Russia’s Gazprom twice increased natural gas prices charged to its Ukrainian counterpart last week. The initial increase was largely expected, as it represented the removal of a discount offered in conjunction with financial assistance – ie loans – from the Russian government. However, after violent protests led Ukraine’s Russian-leaning president to leave office, Russia rescinded its financial assistance package, which included the gas price discount. But the second price increase is being called a coercive political tactic. “There is no reason why Russia would raise the gas price for Ukraine … other than one – politics,” Yatseniuk told Reuters in an interview in the Ukrainian capital Kiev. [Reuters]

A Vienna-based energy research firm analyzed market impacts associated with lifting US crude oil export restrictions, finding domestic prices and supply/demand fundamentals largely unchanged, while the Brent-WTI differential could narrow to $1/bbl. “Lifting the ban would increase U.S. crude-oil production by about 700,000 barrels a day, raise exports by about 1.5 million barrels a day and push up imports by about 500,000 barrels a day by 2020, JBC estimates. So the net effect on the country’s energy balance sheet is pretty negligible. Global supply wouldn’t change much either, as other producers would adjust, according to JBC.” [Bloomberg]

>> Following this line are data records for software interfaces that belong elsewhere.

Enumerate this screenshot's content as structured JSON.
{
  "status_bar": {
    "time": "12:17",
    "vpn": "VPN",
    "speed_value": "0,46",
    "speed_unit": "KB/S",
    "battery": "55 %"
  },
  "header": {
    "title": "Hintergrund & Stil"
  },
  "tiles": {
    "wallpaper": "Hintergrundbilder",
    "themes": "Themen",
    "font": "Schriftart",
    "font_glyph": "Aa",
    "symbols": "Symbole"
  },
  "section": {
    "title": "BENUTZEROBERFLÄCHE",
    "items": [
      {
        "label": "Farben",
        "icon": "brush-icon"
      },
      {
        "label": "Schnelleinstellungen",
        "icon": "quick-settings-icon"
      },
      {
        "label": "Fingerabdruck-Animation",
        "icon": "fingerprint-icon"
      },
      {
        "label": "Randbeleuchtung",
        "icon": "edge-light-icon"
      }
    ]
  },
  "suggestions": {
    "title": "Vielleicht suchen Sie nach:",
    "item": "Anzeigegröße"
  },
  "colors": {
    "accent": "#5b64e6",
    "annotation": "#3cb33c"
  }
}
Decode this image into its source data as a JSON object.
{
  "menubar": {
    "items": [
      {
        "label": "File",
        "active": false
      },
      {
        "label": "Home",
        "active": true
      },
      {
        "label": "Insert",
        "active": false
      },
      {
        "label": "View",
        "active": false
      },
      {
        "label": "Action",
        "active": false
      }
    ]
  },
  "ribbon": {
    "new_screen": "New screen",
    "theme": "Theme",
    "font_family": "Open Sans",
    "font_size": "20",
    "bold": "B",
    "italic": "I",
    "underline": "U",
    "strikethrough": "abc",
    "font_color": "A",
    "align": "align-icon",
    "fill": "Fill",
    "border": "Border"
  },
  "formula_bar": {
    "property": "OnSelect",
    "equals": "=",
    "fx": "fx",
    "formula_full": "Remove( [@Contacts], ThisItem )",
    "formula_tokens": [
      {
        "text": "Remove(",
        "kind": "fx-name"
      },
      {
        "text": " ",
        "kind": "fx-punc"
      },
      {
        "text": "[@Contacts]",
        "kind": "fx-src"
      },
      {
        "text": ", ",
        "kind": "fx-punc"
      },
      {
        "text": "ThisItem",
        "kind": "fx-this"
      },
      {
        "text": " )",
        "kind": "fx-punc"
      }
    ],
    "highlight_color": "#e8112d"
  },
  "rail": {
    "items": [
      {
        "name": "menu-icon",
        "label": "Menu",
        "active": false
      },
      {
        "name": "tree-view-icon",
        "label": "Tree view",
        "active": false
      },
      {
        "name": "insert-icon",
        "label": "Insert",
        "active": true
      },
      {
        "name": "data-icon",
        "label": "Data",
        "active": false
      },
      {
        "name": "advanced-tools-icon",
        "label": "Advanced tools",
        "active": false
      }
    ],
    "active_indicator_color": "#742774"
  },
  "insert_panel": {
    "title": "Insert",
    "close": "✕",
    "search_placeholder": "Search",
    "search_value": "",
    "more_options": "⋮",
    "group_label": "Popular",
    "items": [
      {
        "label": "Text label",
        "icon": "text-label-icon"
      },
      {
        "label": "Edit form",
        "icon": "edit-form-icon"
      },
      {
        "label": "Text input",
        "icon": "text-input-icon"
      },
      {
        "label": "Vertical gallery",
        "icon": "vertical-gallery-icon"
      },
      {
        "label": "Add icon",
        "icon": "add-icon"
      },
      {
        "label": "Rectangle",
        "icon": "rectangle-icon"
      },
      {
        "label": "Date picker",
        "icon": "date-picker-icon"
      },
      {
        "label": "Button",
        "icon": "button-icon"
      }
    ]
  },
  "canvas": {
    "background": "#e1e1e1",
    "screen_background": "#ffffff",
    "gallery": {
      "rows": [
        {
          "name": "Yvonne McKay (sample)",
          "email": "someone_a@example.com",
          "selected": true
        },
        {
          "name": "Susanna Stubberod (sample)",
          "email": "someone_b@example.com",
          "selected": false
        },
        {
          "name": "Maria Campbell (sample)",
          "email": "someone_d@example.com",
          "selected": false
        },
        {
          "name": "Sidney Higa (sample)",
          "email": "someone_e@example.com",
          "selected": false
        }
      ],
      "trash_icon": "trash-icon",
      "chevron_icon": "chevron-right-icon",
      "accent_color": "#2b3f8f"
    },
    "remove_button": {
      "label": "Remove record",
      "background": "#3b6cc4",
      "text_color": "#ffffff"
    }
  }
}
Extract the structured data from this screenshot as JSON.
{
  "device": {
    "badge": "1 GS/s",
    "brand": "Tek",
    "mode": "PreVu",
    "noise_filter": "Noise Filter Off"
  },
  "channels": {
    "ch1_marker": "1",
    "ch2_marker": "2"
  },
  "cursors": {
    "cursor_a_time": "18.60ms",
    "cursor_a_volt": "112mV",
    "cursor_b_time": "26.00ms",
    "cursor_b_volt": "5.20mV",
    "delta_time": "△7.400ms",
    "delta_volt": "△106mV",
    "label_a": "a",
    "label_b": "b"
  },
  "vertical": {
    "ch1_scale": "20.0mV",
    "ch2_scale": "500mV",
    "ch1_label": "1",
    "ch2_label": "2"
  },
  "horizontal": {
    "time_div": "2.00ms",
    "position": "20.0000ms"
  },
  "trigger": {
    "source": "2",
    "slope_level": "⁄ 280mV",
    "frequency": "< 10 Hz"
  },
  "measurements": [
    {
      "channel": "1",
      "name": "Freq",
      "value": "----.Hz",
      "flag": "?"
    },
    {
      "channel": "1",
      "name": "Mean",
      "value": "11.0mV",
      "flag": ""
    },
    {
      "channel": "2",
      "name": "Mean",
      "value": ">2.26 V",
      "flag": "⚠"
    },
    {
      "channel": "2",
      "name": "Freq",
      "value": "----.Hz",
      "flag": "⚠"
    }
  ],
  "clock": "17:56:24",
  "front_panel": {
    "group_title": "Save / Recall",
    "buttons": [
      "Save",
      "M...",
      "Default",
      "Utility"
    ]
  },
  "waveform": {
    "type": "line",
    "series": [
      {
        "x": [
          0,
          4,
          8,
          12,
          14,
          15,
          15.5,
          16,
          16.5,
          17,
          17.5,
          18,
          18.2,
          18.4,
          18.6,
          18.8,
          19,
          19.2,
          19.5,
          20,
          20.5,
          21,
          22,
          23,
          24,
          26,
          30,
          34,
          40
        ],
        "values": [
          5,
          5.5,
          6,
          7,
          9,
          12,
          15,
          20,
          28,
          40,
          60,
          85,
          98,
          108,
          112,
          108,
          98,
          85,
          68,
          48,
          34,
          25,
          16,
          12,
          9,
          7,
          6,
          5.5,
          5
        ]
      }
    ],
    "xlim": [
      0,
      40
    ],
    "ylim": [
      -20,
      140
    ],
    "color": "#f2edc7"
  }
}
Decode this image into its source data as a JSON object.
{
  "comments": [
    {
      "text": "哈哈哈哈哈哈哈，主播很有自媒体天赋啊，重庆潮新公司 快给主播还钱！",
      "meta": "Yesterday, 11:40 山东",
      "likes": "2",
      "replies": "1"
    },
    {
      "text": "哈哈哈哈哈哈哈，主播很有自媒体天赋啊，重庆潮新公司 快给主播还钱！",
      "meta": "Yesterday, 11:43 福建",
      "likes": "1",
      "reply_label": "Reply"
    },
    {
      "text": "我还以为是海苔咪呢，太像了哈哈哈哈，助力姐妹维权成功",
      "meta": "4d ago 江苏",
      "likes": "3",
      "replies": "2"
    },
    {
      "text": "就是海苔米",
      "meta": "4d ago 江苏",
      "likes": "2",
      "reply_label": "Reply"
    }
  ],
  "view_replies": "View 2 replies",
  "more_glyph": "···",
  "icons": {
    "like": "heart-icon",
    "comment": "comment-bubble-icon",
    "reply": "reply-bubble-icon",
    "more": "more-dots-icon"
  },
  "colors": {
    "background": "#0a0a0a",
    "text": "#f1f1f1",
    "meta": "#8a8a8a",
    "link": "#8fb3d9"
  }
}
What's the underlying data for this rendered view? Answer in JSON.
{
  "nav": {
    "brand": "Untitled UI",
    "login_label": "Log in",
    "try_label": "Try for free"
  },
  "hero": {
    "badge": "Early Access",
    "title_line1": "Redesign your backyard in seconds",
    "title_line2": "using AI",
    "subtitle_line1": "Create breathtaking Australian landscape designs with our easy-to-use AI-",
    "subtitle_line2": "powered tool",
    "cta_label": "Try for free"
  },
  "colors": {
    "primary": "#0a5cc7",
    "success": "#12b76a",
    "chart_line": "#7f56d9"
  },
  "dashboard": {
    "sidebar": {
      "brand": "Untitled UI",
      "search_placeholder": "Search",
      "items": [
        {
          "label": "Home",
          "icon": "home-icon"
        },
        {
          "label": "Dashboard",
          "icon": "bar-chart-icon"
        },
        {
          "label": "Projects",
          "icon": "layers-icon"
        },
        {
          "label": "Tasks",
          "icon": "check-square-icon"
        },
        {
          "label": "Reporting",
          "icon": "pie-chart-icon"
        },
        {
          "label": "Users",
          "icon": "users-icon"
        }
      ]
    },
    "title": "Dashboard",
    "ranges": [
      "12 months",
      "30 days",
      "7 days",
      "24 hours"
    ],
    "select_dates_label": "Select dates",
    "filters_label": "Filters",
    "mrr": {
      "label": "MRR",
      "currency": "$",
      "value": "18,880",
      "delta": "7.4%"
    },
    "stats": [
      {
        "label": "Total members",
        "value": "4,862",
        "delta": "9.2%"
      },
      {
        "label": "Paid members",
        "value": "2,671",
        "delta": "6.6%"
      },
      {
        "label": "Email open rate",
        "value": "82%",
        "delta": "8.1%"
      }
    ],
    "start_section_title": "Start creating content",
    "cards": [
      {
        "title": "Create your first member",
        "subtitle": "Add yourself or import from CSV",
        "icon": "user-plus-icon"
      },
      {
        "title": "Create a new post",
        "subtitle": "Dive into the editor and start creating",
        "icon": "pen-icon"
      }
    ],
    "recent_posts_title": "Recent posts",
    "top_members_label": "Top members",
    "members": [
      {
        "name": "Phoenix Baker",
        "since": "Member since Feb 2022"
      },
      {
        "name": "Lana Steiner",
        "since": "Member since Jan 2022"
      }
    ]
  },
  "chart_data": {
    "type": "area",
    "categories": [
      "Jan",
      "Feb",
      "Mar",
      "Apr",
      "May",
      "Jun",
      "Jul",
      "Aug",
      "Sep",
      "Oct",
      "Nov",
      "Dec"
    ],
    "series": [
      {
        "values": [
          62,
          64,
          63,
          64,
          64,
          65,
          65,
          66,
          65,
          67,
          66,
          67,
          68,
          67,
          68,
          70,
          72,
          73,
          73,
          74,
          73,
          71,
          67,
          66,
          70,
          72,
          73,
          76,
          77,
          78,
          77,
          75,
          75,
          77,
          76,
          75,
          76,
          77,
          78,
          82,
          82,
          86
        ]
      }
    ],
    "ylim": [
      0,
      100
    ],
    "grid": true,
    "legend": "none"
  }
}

Skip to the bottom of this piece about last week’s congressional testimony regarding crude oil exports for great commentary from Deborah Gordon, a senior associate at Carnegie Endowment for International Peace’s Energy & Climate Program and Kenneth B. Medlock III, senior director at the Center for Energy Studies at Rice University’s James A. Baker III Institute for Public Policy. [Oil & Gas Journal]